BEGIN

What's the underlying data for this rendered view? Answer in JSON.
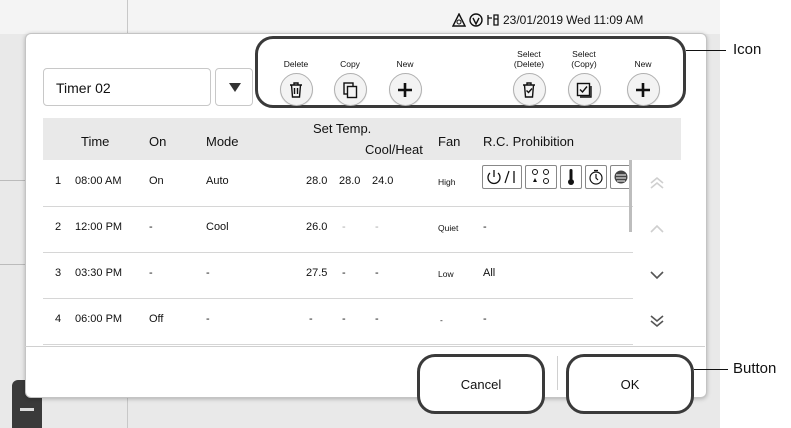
{
  "status": {
    "date": "23/01/2019",
    "day": "Wed",
    "time": "11:09 AM"
  },
  "timer": {
    "name": "Timer 02",
    "dropdown_icon": "triangle-down-icon"
  },
  "toolbar": {
    "delete_label": "Delete",
    "copy_label": "Copy",
    "new_label": "New",
    "select_delete_label": "Select\n(Delete)",
    "select_copy_label": "Select\n(Copy)",
    "new2_label": "New"
  },
  "annotations": {
    "icon": "Icon",
    "button": "Button"
  },
  "table": {
    "headers": {
      "time": "Time",
      "on": "On",
      "mode": "Mode",
      "set_temp": "Set Temp.",
      "cool_heat": "Cool/Heat",
      "fan": "Fan",
      "rc": "R.C. Prohibition"
    },
    "rows": [
      {
        "num": "1",
        "time": "08:00 AM",
        "on": "On",
        "mode": "Auto",
        "t1": "28.0",
        "t2": "28.0",
        "t3": "24.0",
        "fan": "High",
        "rc": ""
      },
      {
        "num": "2",
        "time": "12:00 PM",
        "on": "-",
        "mode": "Cool",
        "t1": "26.0",
        "t2": "-",
        "t3": "-",
        "fan": "Quiet",
        "rc": "-"
      },
      {
        "num": "3",
        "time": "03:30 PM",
        "on": "-",
        "mode": "-",
        "t1": "27.5",
        "t2": "-",
        "t3": "-",
        "fan": "Low",
        "rc": "All"
      },
      {
        "num": "4",
        "time": "06:00 PM",
        "on": "Off",
        "mode": "-",
        "t1": "-",
        "t2": "-",
        "t3": "-",
        "fan": "-",
        "rc": "-"
      }
    ],
    "prohibition_icons": [
      "on-off-icon",
      "mode-icon",
      "thermometer-icon",
      "timer-icon",
      "filter-icon"
    ]
  },
  "buttons": {
    "cancel": "Cancel",
    "ok": "OK"
  },
  "colors": {
    "frame": "#3a3a3a",
    "header_bg": "#e9e9e9"
  }
}
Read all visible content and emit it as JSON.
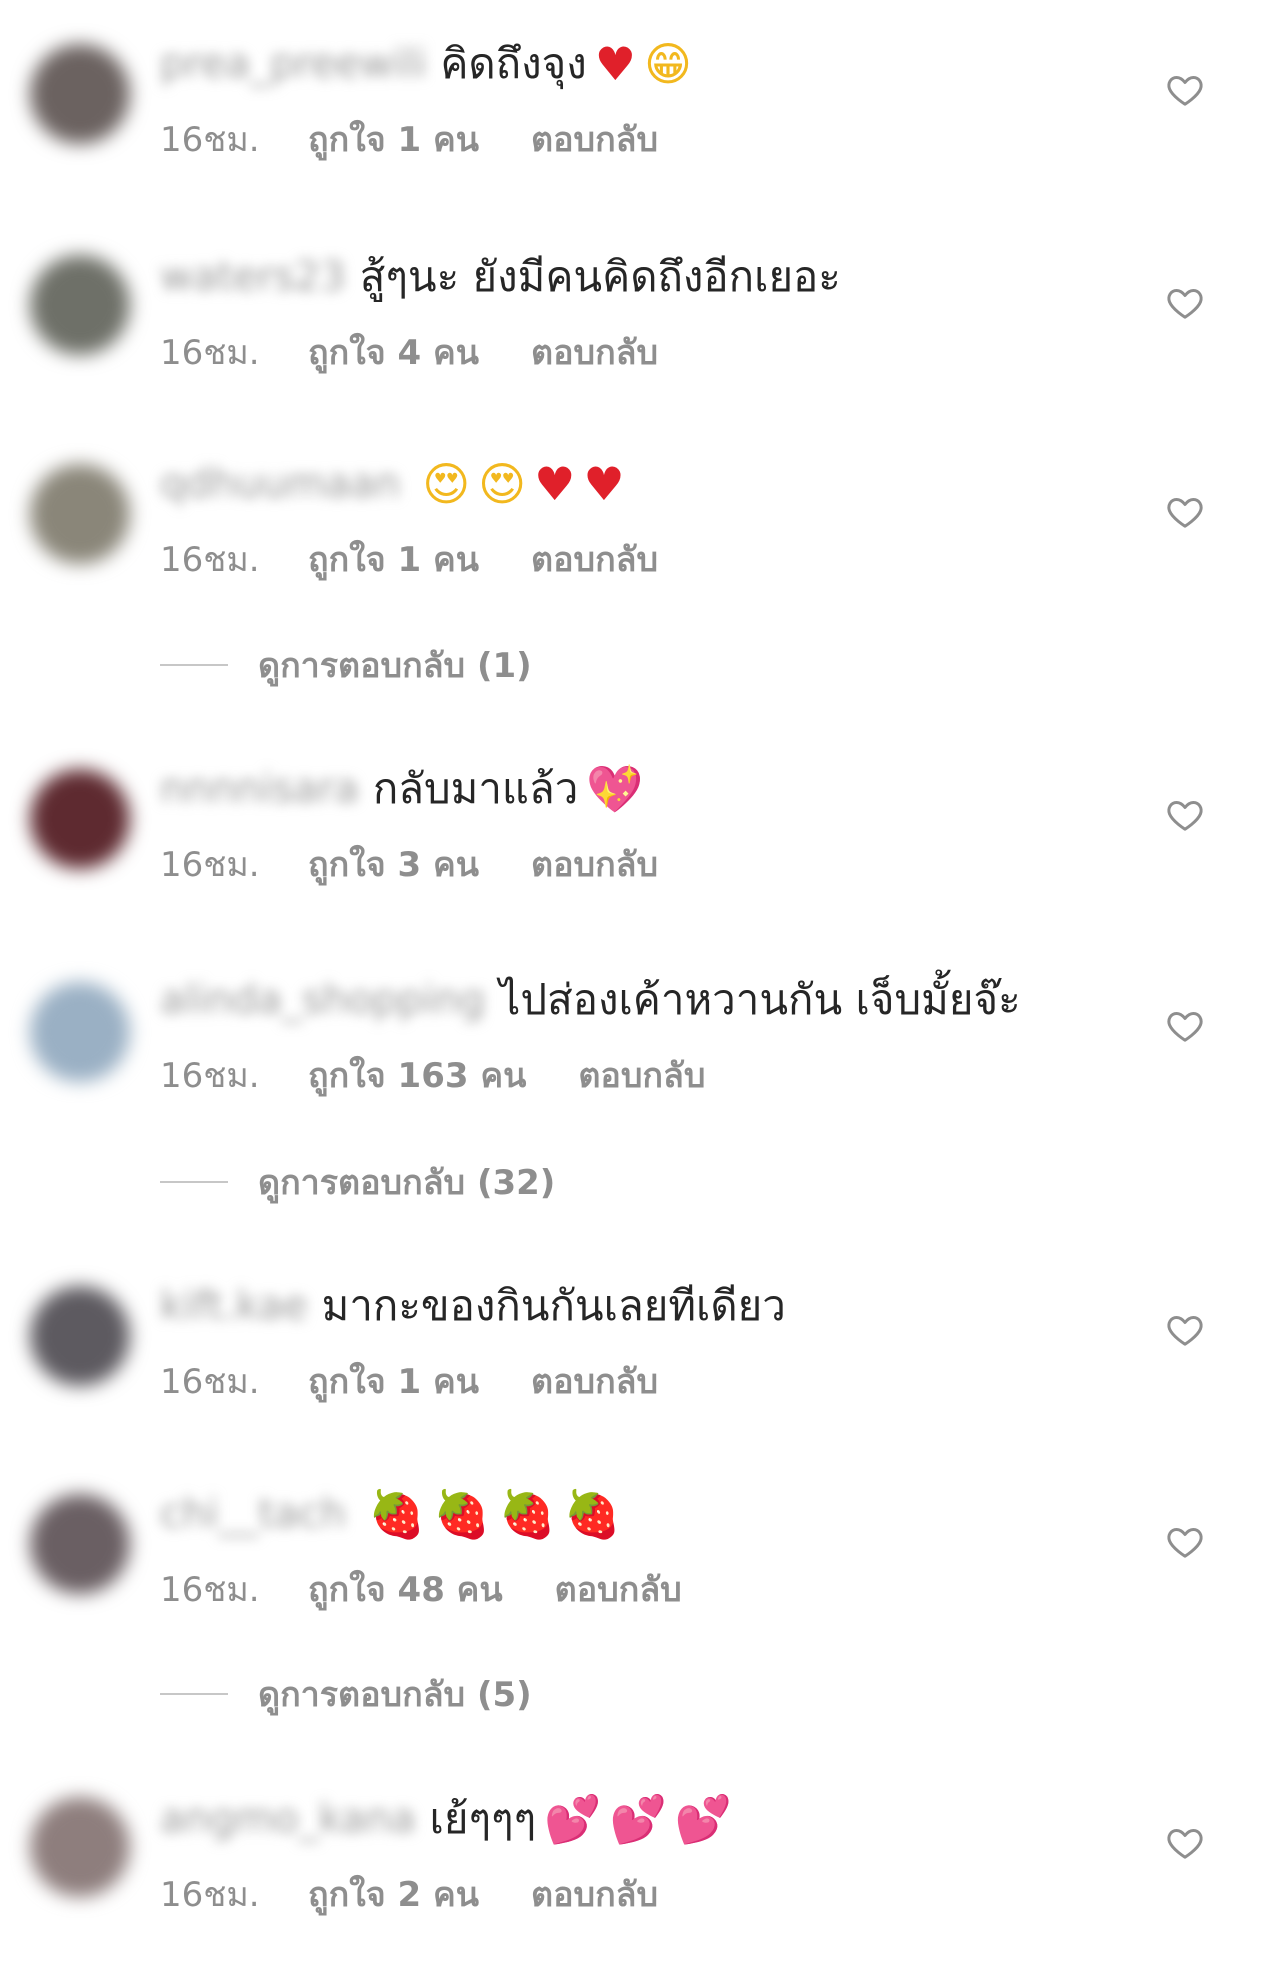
{
  "reply_label": "ตอบกลับ",
  "comments": [
    {
      "username": "prea_preewili",
      "text": "คิดถึงจุง",
      "emojis": [
        {
          "char": "♥",
          "color": "red"
        },
        {
          "char": "😁",
          "color": "yellow"
        }
      ],
      "time": "16ชม.",
      "likes": "ถูกใจ 1 คน",
      "avatar_color": "#6b6260"
    },
    {
      "username": "waters23",
      "text": "สู้ๆนะ ยังมีคนคิดถึงอีกเยอะ",
      "emojis": [],
      "time": "16ชม.",
      "likes": "ถูกใจ 4 คน",
      "avatar_color": "#6e7068"
    },
    {
      "username": "qdhuumaan",
      "text": "",
      "emojis": [
        {
          "char": "😍",
          "color": "yellow"
        },
        {
          "char": "😍",
          "color": "yellow"
        },
        {
          "char": "♥",
          "color": "red"
        },
        {
          "char": "♥",
          "color": "red"
        }
      ],
      "time": "16ชม.",
      "likes": "ถูกใจ 1 คน",
      "avatar_color": "#8a8679"
    },
    {
      "username": "nnnnisara",
      "text": "กลับมาแล้ว",
      "emojis": [
        {
          "char": "💖",
          "color": "pink"
        }
      ],
      "time": "16ชม.",
      "likes": "ถูกใจ 3 คน",
      "avatar_color": "#5e2a30"
    },
    {
      "username": "alinda_shopping",
      "text": "ไปส่องเค้าหวานกัน เจ็บมั้ยจ๊ะ",
      "emojis": [],
      "time": "16ชม.",
      "likes": "ถูกใจ 163 คน",
      "avatar_color": "#9ab0c4"
    },
    {
      "username": "kift.kae",
      "text": "มากะของกินกันเลยทีเดียว",
      "emojis": [],
      "time": "16ชม.",
      "likes": "ถูกใจ 1 คน",
      "avatar_color": "#5d5a60"
    },
    {
      "username": "chi__tach",
      "text": "",
      "emojis": [
        {
          "char": "🍓",
          "color": "red"
        },
        {
          "char": "🍓",
          "color": "red"
        },
        {
          "char": "🍓",
          "color": "red"
        },
        {
          "char": "🍓",
          "color": "red"
        }
      ],
      "time": "16ชม.",
      "likes": "ถูกใจ 48 คน",
      "avatar_color": "#6a5f63"
    },
    {
      "username": "angmo_kana",
      "text": "เย้ๆๆๆ",
      "emojis": [
        {
          "char": "💕",
          "color": "pink"
        },
        {
          "char": "💕",
          "color": "pink"
        },
        {
          "char": "💕",
          "color": "pink"
        }
      ],
      "time": "16ชม.",
      "likes": "ถูกใจ 2 คน",
      "avatar_color": "#8e7e7d"
    }
  ],
  "view_replies": [
    {
      "label": "ดูการตอบกลับ (1)"
    },
    {
      "label": "ดูการตอบกลับ (32)"
    },
    {
      "label": "ดูการตอบกลับ (5)"
    }
  ]
}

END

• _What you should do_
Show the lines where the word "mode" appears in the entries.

• _Solution below_
      "mode": "Mode",
        "mode": "Auto",
        "mode": "Cool",
        "mode": "-",
        "mode": "-",
      "mode-icon",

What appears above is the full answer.